In his memoir of American diplomacy in the Middle East, The Much Too Promised Land, Aaron David Miller recalls a hot day in Hebron in 1997. Miller was then a mid-level American diplomat, assigned to create a "buffer" — but not anything that could be mistaken as a wall — between Israeli and Palestinian residents of the Shuhada Street in Hebron.
Miller soon found himself on all fours in the middle of the street, calculating its width, something he makes a metaphor for the American role in the region.
"Down on my knees that afternoon in Hebron measuring a road, I felt small and ridiculous, certainly as a representative of the world's only superpower," he writes, and quotes the scholar Fouad Ajami on how regional powers treat the U.S.: "They like you big, but they want to send you back small." (The second half of Ajami's line, a bit harder to link to the present moment: "They like you a virgin, but want to send you back a whore.")
Israel has already had that effect on President Obama. He conceded, in an interview with Joe Klein at the end of his first year, that his failed push for Israeli-Palestinian peace had been a signal failure: "I think that we overestimated our ability to persuade them to do so when their politics ran contrary to that," he said.
Obama's overestimation of his personal ability to make change in the Middle East — driven by his domestic and global popularity, and the sense of history that hovered over his first year in office — was one of his first big mistakes, and an iconic one. Much of his first term was about learning that the laws of gravity continue to apply.
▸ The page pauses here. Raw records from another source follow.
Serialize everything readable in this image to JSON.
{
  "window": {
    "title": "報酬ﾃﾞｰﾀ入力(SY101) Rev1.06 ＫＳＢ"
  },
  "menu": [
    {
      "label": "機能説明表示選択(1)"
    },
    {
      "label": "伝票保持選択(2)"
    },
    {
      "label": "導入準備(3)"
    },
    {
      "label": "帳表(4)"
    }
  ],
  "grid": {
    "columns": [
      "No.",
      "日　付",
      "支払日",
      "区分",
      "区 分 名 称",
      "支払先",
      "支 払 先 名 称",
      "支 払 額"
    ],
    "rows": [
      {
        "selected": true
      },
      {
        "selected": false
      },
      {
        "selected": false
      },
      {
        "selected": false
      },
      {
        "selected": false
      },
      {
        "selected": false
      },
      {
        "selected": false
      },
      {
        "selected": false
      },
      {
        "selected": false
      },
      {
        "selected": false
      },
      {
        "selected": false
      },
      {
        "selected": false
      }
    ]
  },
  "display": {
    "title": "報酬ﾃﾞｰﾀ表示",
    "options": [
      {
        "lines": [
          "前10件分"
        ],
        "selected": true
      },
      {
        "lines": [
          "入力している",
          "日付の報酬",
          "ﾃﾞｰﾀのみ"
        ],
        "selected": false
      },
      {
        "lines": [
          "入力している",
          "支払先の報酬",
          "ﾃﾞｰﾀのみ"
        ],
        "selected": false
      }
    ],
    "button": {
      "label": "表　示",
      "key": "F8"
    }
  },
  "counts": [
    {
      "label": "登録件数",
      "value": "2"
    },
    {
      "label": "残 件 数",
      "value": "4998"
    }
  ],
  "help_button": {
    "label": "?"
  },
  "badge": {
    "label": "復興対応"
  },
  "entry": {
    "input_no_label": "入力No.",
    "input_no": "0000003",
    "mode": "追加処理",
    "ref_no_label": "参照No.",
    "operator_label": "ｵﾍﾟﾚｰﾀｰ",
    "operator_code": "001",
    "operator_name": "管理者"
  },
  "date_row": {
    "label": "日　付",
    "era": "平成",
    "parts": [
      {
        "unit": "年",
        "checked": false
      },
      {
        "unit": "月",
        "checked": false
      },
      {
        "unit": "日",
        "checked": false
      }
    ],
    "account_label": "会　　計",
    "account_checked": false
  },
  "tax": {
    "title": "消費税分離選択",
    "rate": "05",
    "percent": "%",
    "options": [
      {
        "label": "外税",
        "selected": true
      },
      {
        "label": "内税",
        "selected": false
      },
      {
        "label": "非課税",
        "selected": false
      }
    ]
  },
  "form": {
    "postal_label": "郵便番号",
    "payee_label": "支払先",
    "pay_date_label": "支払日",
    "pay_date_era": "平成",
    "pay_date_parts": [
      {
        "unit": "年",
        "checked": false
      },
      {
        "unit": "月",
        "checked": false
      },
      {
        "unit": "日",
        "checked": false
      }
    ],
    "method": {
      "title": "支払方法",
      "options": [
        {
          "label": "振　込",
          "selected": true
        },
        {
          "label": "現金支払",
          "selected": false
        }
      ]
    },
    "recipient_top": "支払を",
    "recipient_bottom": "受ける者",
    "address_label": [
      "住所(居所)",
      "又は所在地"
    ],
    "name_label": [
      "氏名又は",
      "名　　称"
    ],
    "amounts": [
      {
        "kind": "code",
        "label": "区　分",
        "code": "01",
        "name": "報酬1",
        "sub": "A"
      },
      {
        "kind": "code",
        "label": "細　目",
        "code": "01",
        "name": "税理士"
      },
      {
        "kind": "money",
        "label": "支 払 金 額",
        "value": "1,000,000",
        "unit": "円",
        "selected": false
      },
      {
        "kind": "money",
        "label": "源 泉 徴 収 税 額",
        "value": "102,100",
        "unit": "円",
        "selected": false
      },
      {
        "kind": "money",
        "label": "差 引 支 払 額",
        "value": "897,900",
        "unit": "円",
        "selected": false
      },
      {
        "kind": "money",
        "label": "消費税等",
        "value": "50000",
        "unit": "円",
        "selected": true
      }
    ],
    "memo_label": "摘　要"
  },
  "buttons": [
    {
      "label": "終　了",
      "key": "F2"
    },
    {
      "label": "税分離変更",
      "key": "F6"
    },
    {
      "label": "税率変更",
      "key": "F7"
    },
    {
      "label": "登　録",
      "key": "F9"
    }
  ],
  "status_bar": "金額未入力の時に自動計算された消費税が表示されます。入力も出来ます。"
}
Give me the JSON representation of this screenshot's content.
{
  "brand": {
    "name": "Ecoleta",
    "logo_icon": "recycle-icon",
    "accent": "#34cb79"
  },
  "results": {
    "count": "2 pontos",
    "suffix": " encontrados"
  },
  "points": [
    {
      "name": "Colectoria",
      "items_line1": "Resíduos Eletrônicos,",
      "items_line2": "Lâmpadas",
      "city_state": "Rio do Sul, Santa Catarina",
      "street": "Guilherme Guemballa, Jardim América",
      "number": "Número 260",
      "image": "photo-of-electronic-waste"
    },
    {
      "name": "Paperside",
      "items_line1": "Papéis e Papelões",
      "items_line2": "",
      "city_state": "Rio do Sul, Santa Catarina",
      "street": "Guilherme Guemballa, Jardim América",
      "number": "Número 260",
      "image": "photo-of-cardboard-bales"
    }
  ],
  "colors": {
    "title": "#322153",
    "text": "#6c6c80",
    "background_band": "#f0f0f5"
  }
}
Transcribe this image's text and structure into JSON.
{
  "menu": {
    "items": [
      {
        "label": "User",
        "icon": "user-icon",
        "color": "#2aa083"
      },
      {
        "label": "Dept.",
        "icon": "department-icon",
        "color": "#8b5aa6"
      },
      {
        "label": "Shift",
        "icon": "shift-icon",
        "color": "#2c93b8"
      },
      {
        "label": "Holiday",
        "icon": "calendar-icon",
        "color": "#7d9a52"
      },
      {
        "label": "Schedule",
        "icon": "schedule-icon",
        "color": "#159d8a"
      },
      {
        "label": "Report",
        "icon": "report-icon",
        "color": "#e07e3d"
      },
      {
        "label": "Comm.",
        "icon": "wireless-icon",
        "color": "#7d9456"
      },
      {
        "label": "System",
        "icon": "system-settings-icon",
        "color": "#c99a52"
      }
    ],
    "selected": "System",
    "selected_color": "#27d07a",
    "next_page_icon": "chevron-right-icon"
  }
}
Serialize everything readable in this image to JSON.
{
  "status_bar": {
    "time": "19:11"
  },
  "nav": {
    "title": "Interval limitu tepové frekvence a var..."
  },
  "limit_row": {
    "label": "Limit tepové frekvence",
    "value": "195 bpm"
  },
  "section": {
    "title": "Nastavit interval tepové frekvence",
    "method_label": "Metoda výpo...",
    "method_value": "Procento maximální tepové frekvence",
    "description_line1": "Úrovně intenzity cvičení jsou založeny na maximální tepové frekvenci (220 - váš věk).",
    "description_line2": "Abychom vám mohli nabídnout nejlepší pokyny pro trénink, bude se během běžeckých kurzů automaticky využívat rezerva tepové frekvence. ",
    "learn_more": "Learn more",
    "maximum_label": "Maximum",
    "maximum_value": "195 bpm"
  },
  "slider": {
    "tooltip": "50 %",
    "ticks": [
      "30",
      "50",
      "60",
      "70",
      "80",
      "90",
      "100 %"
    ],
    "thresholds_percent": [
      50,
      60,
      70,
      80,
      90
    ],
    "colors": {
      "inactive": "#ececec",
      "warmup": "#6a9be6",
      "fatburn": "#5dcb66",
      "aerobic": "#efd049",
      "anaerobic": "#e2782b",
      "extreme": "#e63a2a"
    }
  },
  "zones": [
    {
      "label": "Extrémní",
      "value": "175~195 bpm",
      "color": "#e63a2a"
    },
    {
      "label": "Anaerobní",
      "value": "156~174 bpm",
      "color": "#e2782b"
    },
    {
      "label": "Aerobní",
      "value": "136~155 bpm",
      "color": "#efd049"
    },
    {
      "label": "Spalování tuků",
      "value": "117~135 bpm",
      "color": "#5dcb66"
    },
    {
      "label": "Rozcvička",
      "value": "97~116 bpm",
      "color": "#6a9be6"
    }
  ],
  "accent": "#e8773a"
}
Now Obama's trip to Israel and the West Bank this week is perhaps the least ambitious foreign trip of his presidency, as Josh Gerstein wrote today in Politico. Obama is now "a bit more humble" in his approach to the region, said Jeremy Ben Ami, of the liberal Jewish group J Street, who was among the Jewish leaders who met with Obama on the issue four years ago and again last week. His group has pushed the president, largely in vain, to lean harder on Israel to make peace.
This week's trip has no real agenda, which doesn't mean that it doesn't have a point. Its symbolism, including a trip to the grave of the creator of modern Zionism, Theodor Herzl, is clearly focused on reassuring the Israeli public that the president, and the United States, are firmly on their side — something that Republican politicians spent much of 2012 calling into question.
Josh Block, a former AIPAC spokesman who heads The Israel Project, put that message in its bluntest form: "They're the forward operating base of freedom and the West, and now more than ever it's incredibly clear that our relationship with Israel is not just mutually beneficial — it is to our great interest."
That reassurance — and the alliance itself — are of particular importance as the region's old order unravels. Egypt, long America's most important Arab ally and the dominant regional player, is stuck in political crisis. Syria's civil war shows no sign of easing and is driving a growing refugee crisis. Negotiations over Iran's nuclear program have never really gone anywhere.
"These guys are at the nexus of every awful problem in the Middle East right now," said Tommy Vietor, the recently departed former National Security Council spokesman, who said he expected Obama to offer Israelis "personal public reassurance."
He said he expected key meetings to be held on Iran and other security issues.
"These guys don't love talking about the most sensitive issues — military planning, etc. — on the phone," he said.
These are, as Jeffrey Goldberg writes, important conversations; Obama won't be down on his hands and knees in the middle of a Hebron road.
But they are conversations that have gone roughly nowhere, like the peace talks, since Obama began his testy relationship with Netanyahu in 2008. There is ritualistically hopeful talk now of meetings with the new Israeli government — but the prime minister is the same. And on an equally glum front, Obama will also be there to boost the increasingly hapless Palestinian Authority leadership in the West Bank, to reinforce their increasingly tenuous stature as the sole legitimate representatives of the Palestinian people.
But while Obama may have learned how hard these small problems really are, said Ben-Ami, "he hasn't really changed."
"The president to me comes off as far more nuanced and a bit more humble in addressing the issue — but with the same determination and the same worldview," he said.